Submitted by sockhopsinger on Wednesday, February 10, 2016

Test them and figure out which you like best. Both have their strengths and both have their weaknesses. For responsiveness and text editing, MBraille wins hands down. Also, there is the added bonus of not having to do a roter twist whenever you want to change keyboards. BSI is definitely the easiest to figure out for using symbols as has already been pointed out.

Submitted by Thomas Byskov Dalgaard on Thursday, February 11, 2016


You might be able to find most of the symbols you need in the MBraille help. Here is a link to the paragraph about special symbols for English braille

But I agree on all the comments about both options. Again, I much prefer MBraille over BSI because MBraille has better support for the Danish language and contractions than the bsi has.

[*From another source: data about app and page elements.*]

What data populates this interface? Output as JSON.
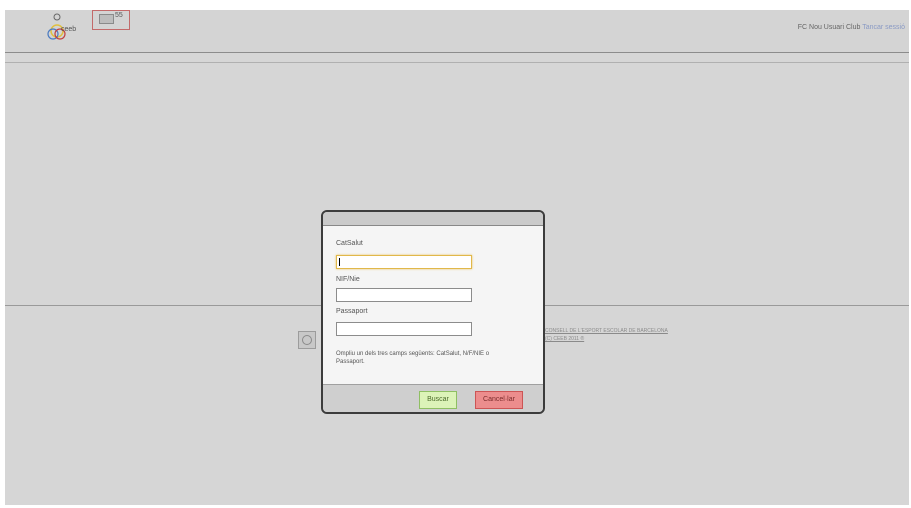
{
  "header": {
    "logo_text": "ceeb",
    "mail_count": "55",
    "user_label": "FC Nou Usuari Club",
    "logout_label": "Tancar sessió"
  },
  "footer": {
    "line1": "CONSELL DE L'ESPORT ESCOLAR DE BARCELONA",
    "line2": "(C) CEEB 2011 ®"
  },
  "modal": {
    "fields": [
      {
        "label": "CatSalut",
        "value": "",
        "placeholder": ""
      },
      {
        "label": "NIF/Nie",
        "value": "",
        "placeholder": ""
      },
      {
        "label": "Passaport",
        "value": "",
        "placeholder": ""
      }
    ],
    "hint": "Ompliu un dels tres camps següents: CatSalut, N/F/NIE o Passaport.",
    "search_label": "Buscar",
    "cancel_label": "Cancel·lar"
  },
  "colors": {
    "search_button": "#dcf3b8",
    "cancel_button": "#ec8d8d",
    "active_input_border": "#e1b84a",
    "logout_link": "#8a9ac4"
  },
  "icons": {
    "logo": "ceeb-logo-icon",
    "mail": "envelope-icon",
    "footer": "ceeb-footer-icon"
  }
}
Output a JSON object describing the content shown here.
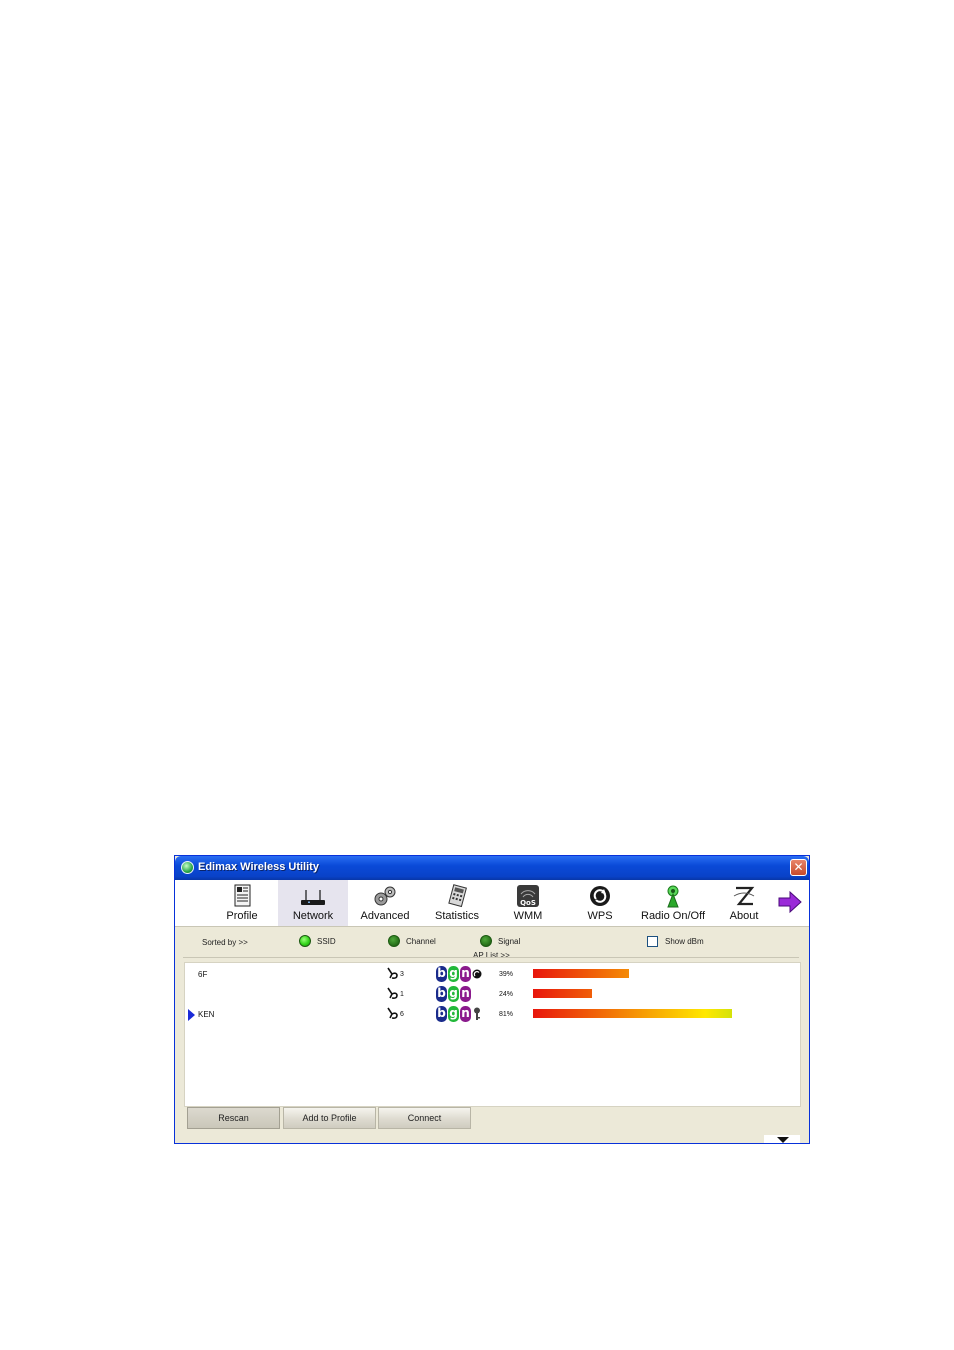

But I love the fact that we have options and that we can use them as we choose to.

Just a thought: Some of you mention that you have issues writing with MBraille. Try to play with this command in the MBraille app: .set sensitivity 18-50 it defaults to 28. 18 is the most sensitive. I know of users who have changed to 50 and they discovered that they got much better typing skills because of this change. So give it a try, and test different settings. For me the optimal sensitivity is 40 on my iPhone. On my old device the best sensitivity was 50. So it takes some time to find the best setting, but trust me: When you find the best one, it will save you lots of typos. :)

Best regards Thomas

Submitted by Greg Wocher on Thursday, February 11, 2016

Hello all,
I appreciate everyones view on the subject. For right now I am going to stick with BSI because it supports UEB. If MBraille adds support for UEB I will purchase it then. With UEB being the new standard here in the United States I want to stick with it. Also I happen to like UEB.

Greg Wocher

Submitted by Kimbowen on Saturday, June 9, 2018

I was introduced to mBraille through an awesome AppleVis podcast, before BSI came on the scene. I tried BSI for a little bit, but just couldn’t get used to it. One thing I love about mBraille is that I can type on my iPhone like I’m using a Perkins brailler. Also, Unified English Braille is now supported.